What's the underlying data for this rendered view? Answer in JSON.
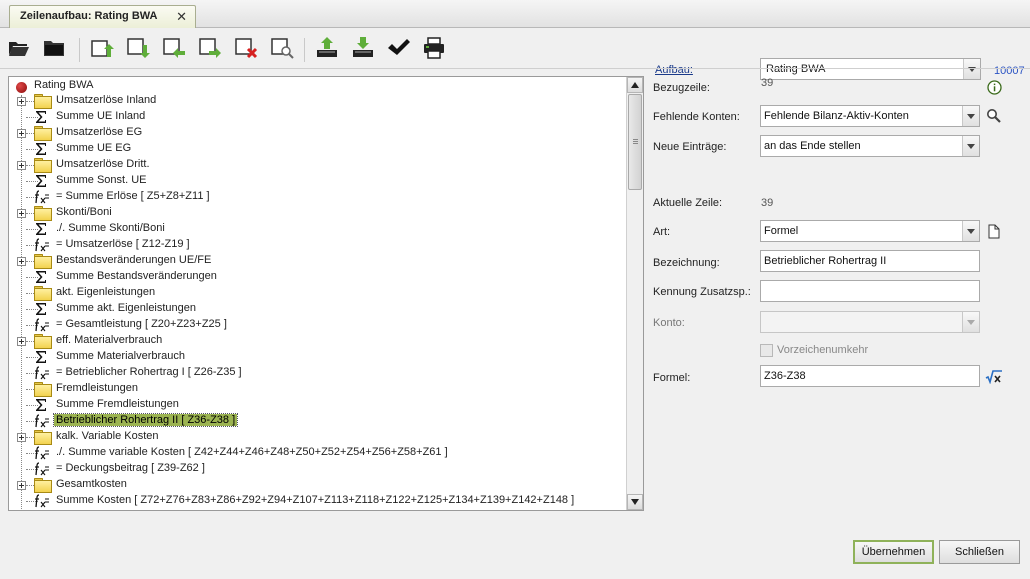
{
  "tab": {
    "title": "Zeilenaufbau: Rating BWA",
    "close": "✕"
  },
  "header": {
    "aufbau_label": "Aufbau:",
    "aufbau_value": "Rating BWA",
    "aufbau_id": "10007"
  },
  "tree": {
    "root": "Rating BWA",
    "items": [
      {
        "type": "folder",
        "label": "Umsatzerlöse Inland",
        "expandable": true
      },
      {
        "type": "sum",
        "label": "Summe UE Inland",
        "expandable": false
      },
      {
        "type": "folder",
        "label": "Umsatzerlöse EG",
        "expandable": true
      },
      {
        "type": "sum",
        "label": "Summe UE EG",
        "expandable": false
      },
      {
        "type": "folder",
        "label": "Umsatzerlöse Dritt.",
        "expandable": true
      },
      {
        "type": "sum",
        "label": "Summe Sonst. UE",
        "expandable": false
      },
      {
        "type": "formula",
        "label": "= Summe Erlöse [ Z5+Z8+Z11 ]",
        "expandable": false
      },
      {
        "type": "folder",
        "label": "Skonti/Boni",
        "expandable": true
      },
      {
        "type": "sum",
        "label": "./. Summe Skonti/Boni",
        "expandable": false
      },
      {
        "type": "formula",
        "label": "= Umsatzerlöse [ Z12-Z19 ]",
        "expandable": false
      },
      {
        "type": "folder",
        "label": "Bestandsveränderungen UE/FE",
        "expandable": true
      },
      {
        "type": "sum",
        "label": "Summe Bestandsveränderungen",
        "expandable": false
      },
      {
        "type": "folder",
        "label": "akt. Eigenleistungen",
        "expandable": false
      },
      {
        "type": "sum",
        "label": "Summe akt. Eigenleistungen",
        "expandable": false
      },
      {
        "type": "formula",
        "label": "= Gesamtleistung [ Z20+Z23+Z25 ]",
        "expandable": false
      },
      {
        "type": "folder",
        "label": "eff. Materialverbrauch",
        "expandable": true
      },
      {
        "type": "sum",
        "label": "Summe Materialverbrauch",
        "expandable": false
      },
      {
        "type": "formula",
        "label": "= Betrieblicher Rohertrag I [ Z26-Z35 ]",
        "expandable": false
      },
      {
        "type": "folder",
        "label": "Fremdleistungen",
        "expandable": false
      },
      {
        "type": "sum",
        "label": "Summe Fremdleistungen",
        "expandable": false
      },
      {
        "type": "formula",
        "label": "Betrieblicher Rohertrag II [ Z36-Z38 ]",
        "expandable": false,
        "selected": true
      },
      {
        "type": "folder",
        "label": "kalk. Variable Kosten",
        "expandable": true
      },
      {
        "type": "formula",
        "label": "./. Summe variable Kosten [ Z42+Z44+Z46+Z48+Z50+Z52+Z54+Z56+Z58+Z61 ]",
        "expandable": false
      },
      {
        "type": "formula",
        "label": "= Deckungsbeitrag [ Z39-Z62 ]",
        "expandable": false
      },
      {
        "type": "folder",
        "label": "Gesamtkosten",
        "expandable": true
      },
      {
        "type": "formula",
        "label": "Summe Kosten [ Z72+Z76+Z83+Z86+Z92+Z94+Z107+Z113+Z118+Z122+Z125+Z134+Z139+Z142+Z148 ]",
        "expandable": false
      }
    ]
  },
  "form": {
    "bezugzeile_label": "Bezugzeile:",
    "bezugzeile_value": "39",
    "fehlende_konten_label": "Fehlende Konten:",
    "fehlende_konten_value": "Fehlende Bilanz-Aktiv-Konten",
    "neue_eintraege_label": "Neue Einträge:",
    "neue_eintraege_value": "an das Ende stellen",
    "aktuelle_zeile_label": "Aktuelle Zeile:",
    "aktuelle_zeile_value": "39",
    "art_label": "Art:",
    "art_value": "Formel",
    "bezeichnung_label": "Bezeichnung:",
    "bezeichnung_value": "Betrieblicher Rohertrag II",
    "kennung_label": "Kennung Zusatzsp.:",
    "kennung_value": "",
    "konto_label": "Konto:",
    "konto_value": "",
    "vorzeichen_label": "Vorzeichenumkehr",
    "formel_label": "Formel:",
    "formel_value": "Z36-Z38"
  },
  "buttons": {
    "ok": "Übernehmen",
    "close": "Schließen"
  }
}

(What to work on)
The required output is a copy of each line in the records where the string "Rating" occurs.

(Worked solution)
    "title": "Zeilenaufbau: Rating BWA",
    "aufbau_value": "Rating BWA",
    "root": "Rating BWA",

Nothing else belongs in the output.